The first act, for example, entitled “Pain Things,” revolves around Gorski’s autistic son, whose disability was so severe that he was eventually institutionalized. It begins in Levis’ “stress” phase with “Child of Darkness,” a dark impression of a boy’s face obscured by shadow, his closed mouth highlighted. The “response” phase is embodied by “Consumer Consumed … Consumed,” a series of open mouths enclosing each other, all screaming in anger and frustration. The next phase is “anxiety,” represented by the painting “Odysseus,” in which Gorski depicts a crazed man grasping a steering wheel through cell bars. “Odysseus is blocked and blind,” explains Levis in an interview. “He doesn’t see where he’s going.”
The reaction to anxiety is “defense.” In “Walls of Fear,” walls at right angles block the mouths of bald heads pictured at the bottom right and bottom left. The center of the painting depicts a small window leading to an open mouth with a trace of a smile. “Our fear of emotions,” Gorski wrote about this work, “our habit of treating normal feelings as deplorably sentimental, and strong emotions as simply hysterical or funny, betrays our fundamental fear of life.”
The next swing of the pendulum brings Gorski to what Levis calls “reversal,” a passive phase of feeling helpless. “The Dream” shows a robot-like head with its mouth agape but barred by transistors and wires. “This is the human predicament in our age,” says Levis, “when you feel all the gadgetry and instruments becoming you.”
The final stage of the dialectic is compromise. Gorski depicts this resolution with a figure emerging from an abstraction. The first act ends with “Birth of Adam,” in which a white head seems to materialize from a thumbprint. “A head is rising from the cocoon of amniotic fluid,” Gorski wrote. “For man, birth is the start of pain, conflict and repression.” Perhaps Gorski is here evoking the essentiality of compromise, suggesting that life is not full of winners and losers, but survivors.
Gorski was raised a Catholic, and Christian symbolism figures prominently in his work. When his “compromise” paintings don’t depict human heads, they usually incorporate a crucifix into a face. Levis interprets this as meaning that, while Gorski is tempted by things like infidelity, he ultimately defers to the moral standards of his religion. He accepts the limits Catholicism places on him and reforms his behavior accordingly.
To highlight this aspect of Gorski’s thinking, Levis included in the exhibit some paintings by Gorski’s contemporary, Francis Bacon, whom he describes as just the opposite. “Bacon is an aggressive thinker,” says Levis. “He challenges the acceptability of homophobia, challenges religion.”
Levis sees faith as important to the Formal Theory of Behavior because religions have, for so long, caused conflicts by dictating accepted forms of behavior.

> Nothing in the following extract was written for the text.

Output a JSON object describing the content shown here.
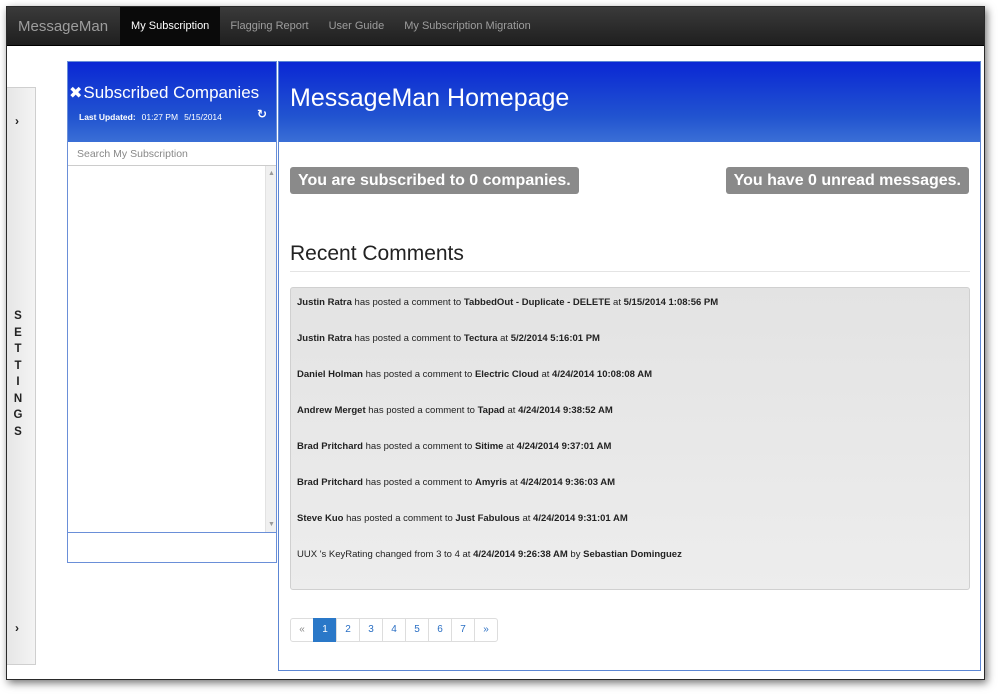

But they also offer paths to compromise. Unlike Gorski’s art, with its Christian focus, the Conflict Resolution Process blends paradigms of resolution from Greek, Asian and Judaic traditions.
On September 11, when the exhibit opens, the dangers of “holy war” are sure to be on people’s minds. That’s no coincidence, says Levis. He believes his theory “explains how we can get out of this war, conceptually.” Whether Levis’ notions about conflict are truly “fire from the gods” or just common sense, their pairing with Gorski’s art is inspired.